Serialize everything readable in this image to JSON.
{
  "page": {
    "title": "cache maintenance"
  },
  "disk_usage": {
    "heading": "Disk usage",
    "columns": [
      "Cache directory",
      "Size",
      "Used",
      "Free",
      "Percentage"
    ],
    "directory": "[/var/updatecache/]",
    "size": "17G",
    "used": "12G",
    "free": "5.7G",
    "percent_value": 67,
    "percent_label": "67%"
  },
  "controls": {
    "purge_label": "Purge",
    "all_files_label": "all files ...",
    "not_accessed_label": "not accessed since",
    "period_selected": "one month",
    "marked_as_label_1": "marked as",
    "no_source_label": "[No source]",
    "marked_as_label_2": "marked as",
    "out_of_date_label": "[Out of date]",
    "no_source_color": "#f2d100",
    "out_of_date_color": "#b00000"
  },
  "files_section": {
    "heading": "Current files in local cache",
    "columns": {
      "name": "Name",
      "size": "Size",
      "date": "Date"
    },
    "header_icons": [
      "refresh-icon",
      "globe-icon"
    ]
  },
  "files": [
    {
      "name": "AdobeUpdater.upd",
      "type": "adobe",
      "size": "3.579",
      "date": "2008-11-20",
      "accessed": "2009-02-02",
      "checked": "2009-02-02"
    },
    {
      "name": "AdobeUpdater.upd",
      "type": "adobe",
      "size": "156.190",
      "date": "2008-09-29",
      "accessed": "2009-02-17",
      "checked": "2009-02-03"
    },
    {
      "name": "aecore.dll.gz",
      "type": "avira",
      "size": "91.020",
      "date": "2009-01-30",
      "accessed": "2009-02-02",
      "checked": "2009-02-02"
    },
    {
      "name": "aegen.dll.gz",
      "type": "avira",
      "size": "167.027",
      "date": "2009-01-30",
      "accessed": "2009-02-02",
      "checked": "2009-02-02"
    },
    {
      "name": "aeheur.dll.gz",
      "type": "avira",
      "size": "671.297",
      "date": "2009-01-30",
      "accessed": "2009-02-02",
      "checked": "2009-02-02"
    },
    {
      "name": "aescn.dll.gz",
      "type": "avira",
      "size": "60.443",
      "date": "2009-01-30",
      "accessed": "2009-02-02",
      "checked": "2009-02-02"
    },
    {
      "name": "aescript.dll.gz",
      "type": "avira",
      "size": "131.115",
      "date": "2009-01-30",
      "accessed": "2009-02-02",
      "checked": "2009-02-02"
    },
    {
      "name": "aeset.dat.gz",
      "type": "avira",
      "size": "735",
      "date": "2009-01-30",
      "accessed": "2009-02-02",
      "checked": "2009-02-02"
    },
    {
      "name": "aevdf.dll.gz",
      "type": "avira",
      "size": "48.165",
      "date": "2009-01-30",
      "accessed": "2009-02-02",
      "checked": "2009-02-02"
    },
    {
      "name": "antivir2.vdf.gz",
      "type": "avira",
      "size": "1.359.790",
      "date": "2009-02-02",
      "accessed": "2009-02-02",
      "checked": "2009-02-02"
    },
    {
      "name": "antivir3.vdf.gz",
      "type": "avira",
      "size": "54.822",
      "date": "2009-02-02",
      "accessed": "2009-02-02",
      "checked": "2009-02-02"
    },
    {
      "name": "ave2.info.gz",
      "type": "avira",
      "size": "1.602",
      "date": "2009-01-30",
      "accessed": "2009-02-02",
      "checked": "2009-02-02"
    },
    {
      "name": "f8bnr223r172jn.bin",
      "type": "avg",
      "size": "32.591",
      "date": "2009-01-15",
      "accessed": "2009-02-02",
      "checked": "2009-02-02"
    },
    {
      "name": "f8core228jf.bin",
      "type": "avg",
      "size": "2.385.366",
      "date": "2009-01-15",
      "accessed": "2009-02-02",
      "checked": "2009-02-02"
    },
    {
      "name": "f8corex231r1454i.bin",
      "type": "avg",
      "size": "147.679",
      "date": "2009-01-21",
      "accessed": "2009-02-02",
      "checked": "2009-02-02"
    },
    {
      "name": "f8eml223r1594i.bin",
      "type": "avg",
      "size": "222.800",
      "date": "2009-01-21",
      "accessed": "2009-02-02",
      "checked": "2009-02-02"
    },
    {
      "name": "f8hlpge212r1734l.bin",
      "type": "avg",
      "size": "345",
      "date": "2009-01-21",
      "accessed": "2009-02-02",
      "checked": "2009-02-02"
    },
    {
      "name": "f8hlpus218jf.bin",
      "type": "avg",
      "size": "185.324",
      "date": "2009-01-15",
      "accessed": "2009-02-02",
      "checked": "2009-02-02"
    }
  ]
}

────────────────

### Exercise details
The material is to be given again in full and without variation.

### Task output
Serialize everything readable in this image to JSON.
{
  "page": {
    "title": "cache maintenance"
  },
  "disk_usage": {
    "heading": "Disk usage",
    "columns": [
      "Cache directory",
      "Size",
      "Used",
      "Free",
      "Percentage"
    ],
    "directory": "[/var/updatecache/]",
    "size": "17G",
    "used": "12G",
    "free": "5.7G",
    "percent_value": 67,
    "percent_label": "67%"
  },
  "controls": {
    "purge_label": "Purge",
    "all_files_label": "all files ...",
    "not_accessed_label": "not accessed since",
    "period_selected": "one month",
    "marked_as_label_1": "marked as",
    "no_source_label": "[No source]",
    "marked_as_label_2": "marked as",
    "out_of_date_label": "[Out of date]",
    "no_source_color": "#f2d100",
    "out_of_date_color": "#b00000"
  },
  "files_section": {
    "heading": "Current files in local cache",
    "columns": {
      "name": "Name",
      "size": "Size",
      "date": "Date"
    },
    "header_icons": [
      "refresh-icon",
      "globe-icon"
    ]
  },
  "files": [
    {
      "name": "AdobeUpdater.upd",
      "type": "adobe",
      "size": "3.579",
      "date": "2008-11-20",
      "accessed": "2009-02-02",
      "checked": "2009-02-02"
    },
    {
      "name": "AdobeUpdater.upd",
      "type": "adobe",
      "size": "156.190",
      "date": "2008-09-29",
      "accessed": "2009-02-17",
      "checked": "2009-02-03"
    },
    {
      "name": "aecore.dll.gz",
      "type": "avira",
      "size": "91.020",
      "date": "2009-01-30",
      "accessed": "2009-02-02",
      "checked": "2009-02-02"
    },
    {
      "name": "aegen.dll.gz",
      "type": "avira",
      "size": "167.027",
      "date": "2009-01-30",
      "accessed": "2009-02-02",
      "checked": "2009-02-02"
    },
    {
      "name": "aeheur.dll.gz",
      "type": "avira",
      "size": "671.297",
      "date": "2009-01-30",
      "accessed": "2009-02-02",
      "checked": "2009-02-02"
    },
    {
      "name": "aescn.dll.gz",
      "type": "avira",
      "size": "60.443",
      "date": "2009-01-30",
      "accessed": "2009-02-02",
      "checked": "2009-02-02"
    },
    {
      "name": "aescript.dll.gz",
      "type": "avira",
      "size": "131.115",
      "date": "2009-01-30",
      "accessed": "2009-02-02",
      "checked": "2009-02-02"
    },
    {
      "name": "aeset.dat.gz",
      "type": "avira",
      "size": "735",
      "date": "2009-01-30",
      "accessed": "2009-02-02",
      "checked": "2009-02-02"
    },
    {
      "name": "aevdf.dll.gz",
      "type": "avira",
      "size": "48.165",
      "date": "2009-01-30",
      "accessed": "2009-02-02",
      "checked": "2009-02-02"
    },
    {
      "name": "antivir2.vdf.gz",
      "type": "avira",
      "size": "1.359.790",
      "date": "2009-02-02",
      "accessed": "2009-02-02",
      "checked": "2009-02-02"
    },
    {
      "name": "antivir3.vdf.gz",
      "type": "avira",
      "size": "54.822",
      "date": "2009-02-02",
      "accessed": "2009-02-02",
      "checked": "2009-02-02"
    },
    {
      "name": "ave2.info.gz",
      "type": "avira",
      "size": "1.602",
      "date": "2009-01-30",
      "accessed": "2009-02-02",
      "checked": "2009-02-02"
    },
    {
      "name": "f8bnr223r172jn.bin",
      "type": "avg",
      "size": "32.591",
      "date": "2009-01-15",
      "accessed": "2009-02-02",
      "checked": "2009-02-02"
    },
    {
      "name": "f8core228jf.bin",
      "type": "avg",
      "size": "2.385.366",
      "date": "2009-01-15",
      "accessed": "2009-02-02",
      "checked": "2009-02-02"
    },
    {
      "name": "f8corex231r1454i.bin",
      "type": "avg",
      "size": "147.679",
      "date": "2009-01-21",
      "accessed": "2009-02-02",
      "checked": "2009-02-02"
    },
    {
      "name": "f8eml223r1594i.bin",
      "type": "avg",
      "size": "222.800",
      "date": "2009-01-21",
      "accessed": "2009-02-02",
      "checked": "2009-02-02"
    },
    {
      "name": "f8hlpge212r1734l.bin",
      "type": "avg",
      "size": "345",
      "date": "2009-01-21",
      "accessed": "2009-02-02",
      "checked": "2009-02-02"
    },
    {
      "name": "f8hlpus218jf.bin",
      "type": "avg",
      "size": "185.324",
      "date": "2009-01-15",
      "accessed": "2009-02-02",
      "checked": "2009-02-02"
    }
  ]
}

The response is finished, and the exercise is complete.